» **What to work on**
Would you return every entry below without a single difference?

### Input data

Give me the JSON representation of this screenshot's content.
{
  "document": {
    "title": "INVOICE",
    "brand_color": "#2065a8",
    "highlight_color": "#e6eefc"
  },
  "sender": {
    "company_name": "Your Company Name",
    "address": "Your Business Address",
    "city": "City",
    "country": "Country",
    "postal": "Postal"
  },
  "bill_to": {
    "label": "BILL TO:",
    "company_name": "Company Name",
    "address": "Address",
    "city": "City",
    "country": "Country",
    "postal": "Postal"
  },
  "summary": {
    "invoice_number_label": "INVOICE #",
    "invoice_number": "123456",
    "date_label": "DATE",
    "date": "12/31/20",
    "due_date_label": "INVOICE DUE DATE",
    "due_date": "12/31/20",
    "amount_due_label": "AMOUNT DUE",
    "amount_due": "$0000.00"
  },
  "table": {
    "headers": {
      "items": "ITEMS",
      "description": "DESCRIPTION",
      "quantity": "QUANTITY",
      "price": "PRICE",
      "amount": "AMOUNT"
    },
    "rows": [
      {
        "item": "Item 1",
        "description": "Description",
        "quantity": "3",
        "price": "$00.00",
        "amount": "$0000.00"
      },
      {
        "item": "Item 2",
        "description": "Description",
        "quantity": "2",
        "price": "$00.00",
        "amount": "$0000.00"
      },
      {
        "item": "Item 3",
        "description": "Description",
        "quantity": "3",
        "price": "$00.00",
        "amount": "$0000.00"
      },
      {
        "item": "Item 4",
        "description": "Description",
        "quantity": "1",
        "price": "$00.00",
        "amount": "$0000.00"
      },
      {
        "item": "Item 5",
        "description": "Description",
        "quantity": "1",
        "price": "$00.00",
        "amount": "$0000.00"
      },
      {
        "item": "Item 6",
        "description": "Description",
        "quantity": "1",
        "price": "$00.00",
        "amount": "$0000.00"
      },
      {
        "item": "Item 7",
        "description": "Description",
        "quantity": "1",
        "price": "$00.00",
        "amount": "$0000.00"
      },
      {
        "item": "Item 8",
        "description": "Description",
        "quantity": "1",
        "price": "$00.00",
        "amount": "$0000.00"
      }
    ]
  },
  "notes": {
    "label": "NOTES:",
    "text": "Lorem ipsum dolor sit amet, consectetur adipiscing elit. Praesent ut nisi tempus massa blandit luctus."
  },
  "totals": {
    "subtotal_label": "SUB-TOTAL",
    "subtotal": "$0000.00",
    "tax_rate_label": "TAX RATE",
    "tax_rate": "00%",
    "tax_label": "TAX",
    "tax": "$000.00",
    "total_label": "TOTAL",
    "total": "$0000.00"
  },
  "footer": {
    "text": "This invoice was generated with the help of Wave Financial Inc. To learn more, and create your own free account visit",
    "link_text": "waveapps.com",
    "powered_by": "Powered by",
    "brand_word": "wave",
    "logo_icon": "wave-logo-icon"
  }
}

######

» **Exercise result**
Give me the JSON representation of this screenshot's content.
{
  "document": {
    "title": "INVOICE",
    "brand_color": "#2065a8",
    "highlight_color": "#e6eefc"
  },
  "sender": {
    "company_name": "Your Company Name",
    "address": "Your Business Address",
    "city": "City",
    "country": "Country",
    "postal": "Postal"
  },
  "bill_to": {
    "label": "BILL TO:",
    "company_name": "Company Name",
    "address": "Address",
    "city": "City",
    "country": "Country",
    "postal": "Postal"
  },
  "summary": {
    "invoice_number_label": "INVOICE #",
    "invoice_number": "123456",
    "date_label": "DATE",
    "date": "12/31/20",
    "due_date_label": "INVOICE DUE DATE",
    "due_date": "12/31/20",
    "amount_due_label": "AMOUNT DUE",
    "amount_due": "$0000.00"
  },
  "table": {
    "headers": {
      "items": "ITEMS",
      "description": "DESCRIPTION",
      "quantity": "QUANTITY",
      "price": "PRICE",
      "amount": "AMOUNT"
    },
    "rows": [
      {
        "item": "Item 1",
        "description": "Description",
        "quantity": "3",
        "price": "$00.00",
        "amount": "$0000.00"
      },
      {
        "item": "Item 2",
        "description": "Description",
        "quantity": "2",
        "price": "$00.00",
        "amount": "$0000.00"
      },
      {
        "item": "Item 3",
        "description": "Description",
        "quantity": "3",
        "price": "$00.00",
        "amount": "$0000.00"
      },
      {
        "item": "Item 4",
        "description": "Description",
        "quantity": "1",
        "price": "$00.00",
        "amount": "$0000.00"
      },
      {
        "item": "Item 5",
        "description": "Description",
        "quantity": "1",
        "price": "$00.00",
        "amount": "$0000.00"
      },
      {
        "item": "Item 6",
        "description": "Description",
        "quantity": "1",
        "price": "$00.00",
        "amount": "$0000.00"
      },
      {
        "item": "Item 7",
        "description": "Description",
        "quantity": "1",
        "price": "$00.00",
        "amount": "$0000.00"
      },
      {
        "item": "Item 8",
        "description": "Description",
        "quantity": "1",
        "price": "$00.00",
        "amount": "$0000.00"
      }
    ]
  },
  "notes": {
    "label": "NOTES:",
    "text": "Lorem ipsum dolor sit amet, consectetur adipiscing elit. Praesent ut nisi tempus massa blandit luctus."
  },
  "totals": {
    "subtotal_label": "SUB-TOTAL",
    "subtotal": "$0000.00",
    "tax_rate_label": "TAX RATE",
    "tax_rate": "00%",
    "tax_label": "TAX",
    "tax": "$000.00",
    "total_label": "TOTAL",
    "total": "$0000.00"
  },
  "footer": {
    "text": "This invoice was generated with the help of Wave Financial Inc. To learn more, and create your own free account visit",
    "link_text": "waveapps.com",
    "powered_by": "Powered by",
    "brand_word": "wave",
    "logo_icon": "wave-logo-icon"
  }
}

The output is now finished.